**What is needed:** Write every record out again exactly, and keep images out of it.

** Given entries follows **

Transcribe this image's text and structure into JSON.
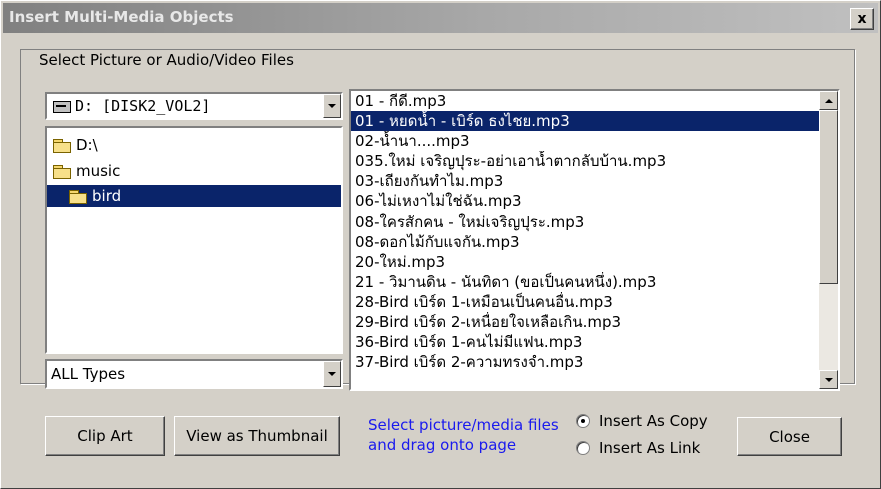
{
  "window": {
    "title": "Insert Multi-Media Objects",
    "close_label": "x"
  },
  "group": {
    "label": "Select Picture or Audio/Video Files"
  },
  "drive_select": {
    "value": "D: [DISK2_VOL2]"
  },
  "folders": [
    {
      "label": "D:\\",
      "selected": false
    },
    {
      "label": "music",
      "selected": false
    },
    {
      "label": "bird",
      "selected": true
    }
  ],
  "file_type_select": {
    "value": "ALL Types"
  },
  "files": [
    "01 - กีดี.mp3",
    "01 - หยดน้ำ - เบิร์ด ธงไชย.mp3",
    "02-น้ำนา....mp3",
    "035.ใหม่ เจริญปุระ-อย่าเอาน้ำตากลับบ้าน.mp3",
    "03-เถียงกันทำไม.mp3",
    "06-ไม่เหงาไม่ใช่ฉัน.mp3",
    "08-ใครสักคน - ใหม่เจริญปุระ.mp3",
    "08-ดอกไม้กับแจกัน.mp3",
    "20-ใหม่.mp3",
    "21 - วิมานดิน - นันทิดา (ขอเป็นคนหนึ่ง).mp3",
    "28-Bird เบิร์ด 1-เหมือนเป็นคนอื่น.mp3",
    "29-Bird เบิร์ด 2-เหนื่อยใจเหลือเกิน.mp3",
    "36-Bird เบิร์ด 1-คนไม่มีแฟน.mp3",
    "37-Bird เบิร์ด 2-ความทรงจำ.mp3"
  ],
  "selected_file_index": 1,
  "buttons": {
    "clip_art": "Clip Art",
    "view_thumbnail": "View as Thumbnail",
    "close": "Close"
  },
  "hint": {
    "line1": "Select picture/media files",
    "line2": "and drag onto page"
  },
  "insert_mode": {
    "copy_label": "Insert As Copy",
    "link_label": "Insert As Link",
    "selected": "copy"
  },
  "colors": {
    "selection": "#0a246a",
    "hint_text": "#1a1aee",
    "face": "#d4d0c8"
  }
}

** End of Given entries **

**Response for this exercise:**
Transcribe this image's text and structure into JSON.
{
  "window": {
    "title": "Insert Multi-Media Objects",
    "close_label": "x"
  },
  "group": {
    "label": "Select Picture or Audio/Video Files"
  },
  "drive_select": {
    "value": "D: [DISK2_VOL2]"
  },
  "folders": [
    {
      "label": "D:\\",
      "selected": false
    },
    {
      "label": "music",
      "selected": false
    },
    {
      "label": "bird",
      "selected": true
    }
  ],
  "file_type_select": {
    "value": "ALL Types"
  },
  "files": [
    "01 - กีดี.mp3",
    "01 - หยดน้ำ - เบิร์ด ธงไชย.mp3",
    "02-น้ำนา....mp3",
    "035.ใหม่ เจริญปุระ-อย่าเอาน้ำตากลับบ้าน.mp3",
    "03-เถียงกันทำไม.mp3",
    "06-ไม่เหงาไม่ใช่ฉัน.mp3",
    "08-ใครสักคน - ใหม่เจริญปุระ.mp3",
    "08-ดอกไม้กับแจกัน.mp3",
    "20-ใหม่.mp3",
    "21 - วิมานดิน - นันทิดา (ขอเป็นคนหนึ่ง).mp3",
    "28-Bird เบิร์ด 1-เหมือนเป็นคนอื่น.mp3",
    "29-Bird เบิร์ด 2-เหนื่อยใจเหลือเกิน.mp3",
    "36-Bird เบิร์ด 1-คนไม่มีแฟน.mp3",
    "37-Bird เบิร์ด 2-ความทรงจำ.mp3"
  ],
  "selected_file_index": 1,
  "buttons": {
    "clip_art": "Clip Art",
    "view_thumbnail": "View as Thumbnail",
    "close": "Close"
  },
  "hint": {
    "line1": "Select picture/media files",
    "line2": "and drag onto page"
  },
  "insert_mode": {
    "copy_label": "Insert As Copy",
    "link_label": "Insert As Link",
    "selected": "copy"
  },
  "colors": {
    "selection": "#0a246a",
    "hint_text": "#1a1aee",
    "face": "#d4d0c8"
  }
}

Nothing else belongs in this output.